▶ _Information provided_
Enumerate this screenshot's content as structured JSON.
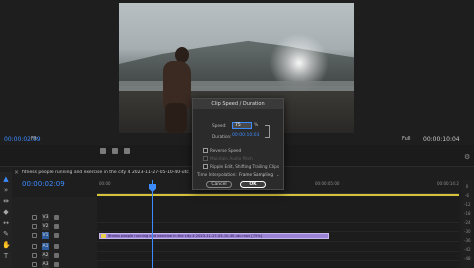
{
  "monitor": {
    "timecode": "00:00:02:09",
    "zoom": "Fit",
    "resolution": "Full",
    "duration": "00:00:10:04"
  },
  "timeline": {
    "sequence_name": "fitness people running and exercise in the city 4 2023-11-27-05-10-40-utc",
    "timecode": "00:00:02:09",
    "ruler_labels": [
      "00:00",
      "00:00:05:00",
      "00:00:14:2"
    ],
    "clip_label": "fitness people running and exercise in the city 4 2023-11-27-05-10-40-utc.mov [75%]",
    "tracks": [
      {
        "label": "V3",
        "targeted": false
      },
      {
        "label": "V2",
        "targeted": false
      },
      {
        "label": "V1",
        "targeted": true
      },
      {
        "label": "A1",
        "targeted": true
      },
      {
        "label": "A2",
        "targeted": false
      },
      {
        "label": "A3",
        "targeted": false
      }
    ],
    "tools": [
      "selection-icon",
      "track-select-icon",
      "ripple-edit-icon",
      "razor-icon",
      "slip-icon",
      "pen-icon",
      "hand-icon",
      "type-icon"
    ],
    "scroll_labels": [
      "0",
      "-6",
      "-12",
      "-18",
      "-24",
      "-30",
      "-36",
      "-42",
      "-48",
      "-54"
    ]
  },
  "dialog": {
    "title": "Clip Speed / Duration",
    "speed_label": "Speed:",
    "speed_value": "75",
    "speed_unit": "%",
    "duration_label": "Duration:",
    "duration_value": "00:00:10:03",
    "reverse_speed": "Reverse Speed",
    "maintain_audio": "Maintain Audio Pitch",
    "ripple_edit": "Ripple Edit, Shifting Trailing Clips",
    "interp_label": "Time Interpolation:",
    "interp_value": "Frame Sampling",
    "cancel": "Cancel",
    "ok": "OK",
    "checks": {
      "reverse": false,
      "maintain": false,
      "ripple": false
    }
  },
  "colors": {
    "accent": "#3d8cff",
    "clip": "#9b83d6",
    "workbar": "#d6c23a"
  }
}
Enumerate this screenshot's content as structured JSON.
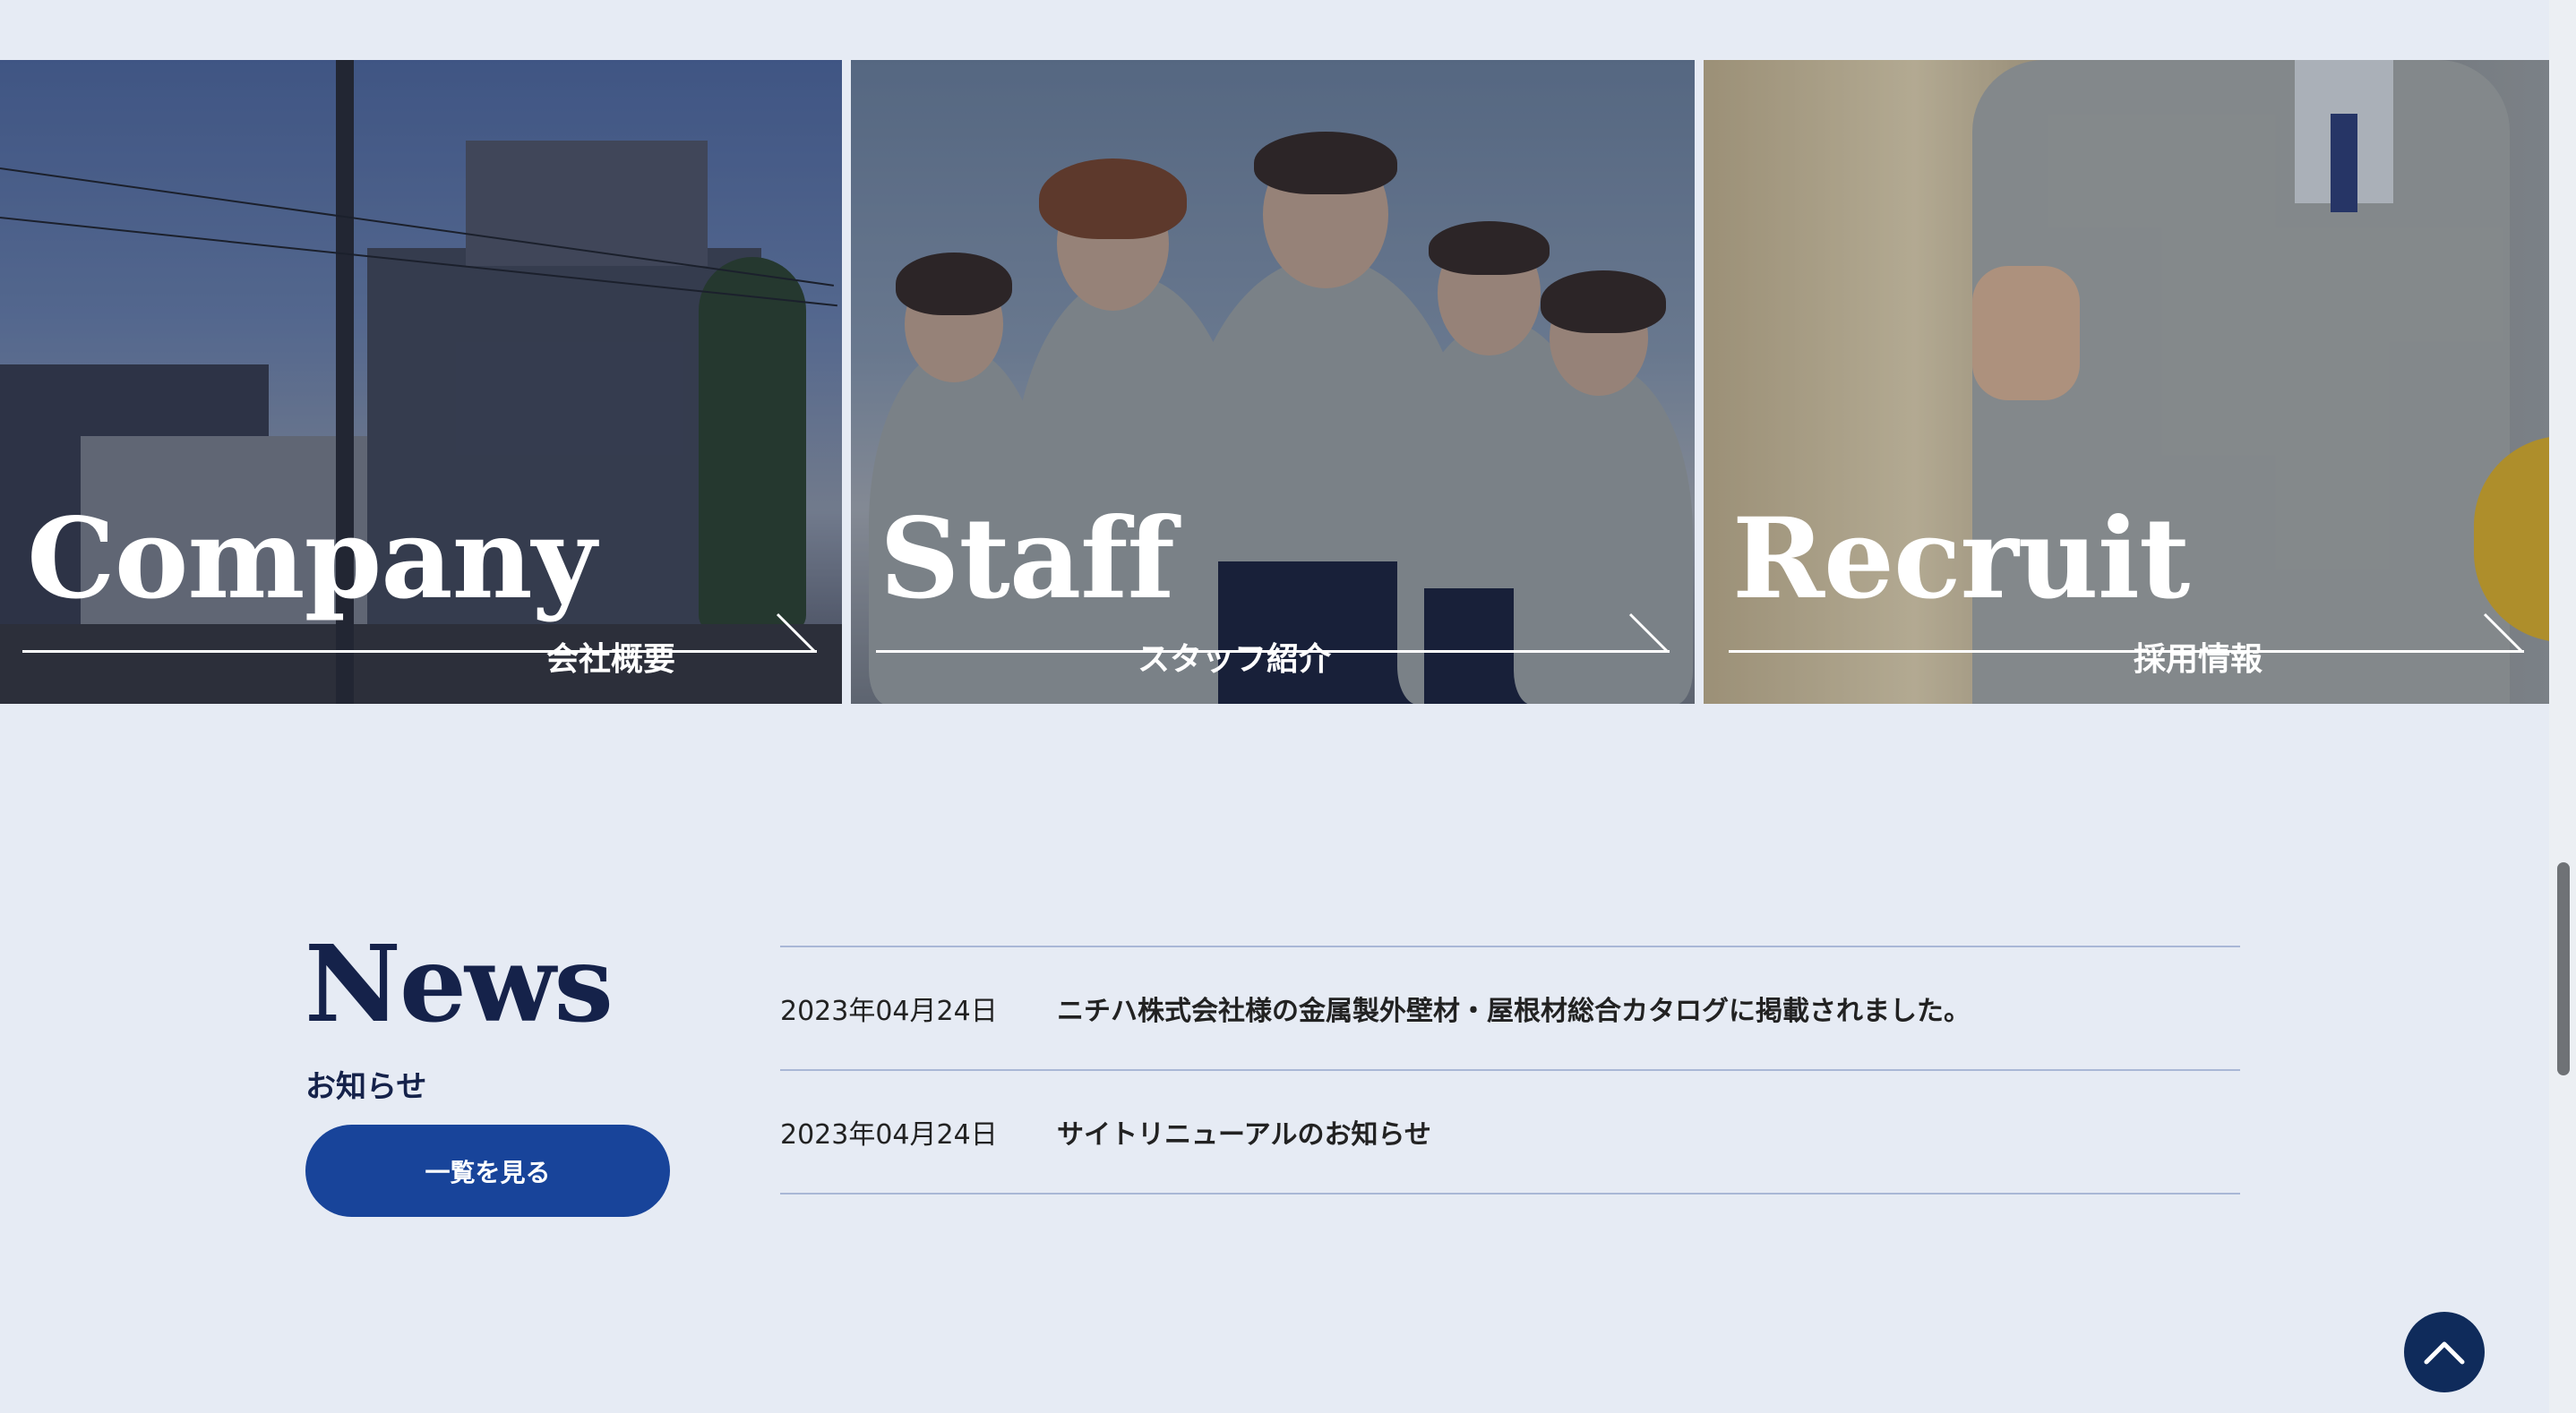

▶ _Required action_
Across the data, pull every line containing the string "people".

▶ _Result below_
    "sequence_name": "fitness people running and exercise in the city 4 2023-11-27-05-10-40-utc",
    "clip_label": "fitness people running and exercise in the city 4 2023-11-27-05-10-40-utc.mov [75%]",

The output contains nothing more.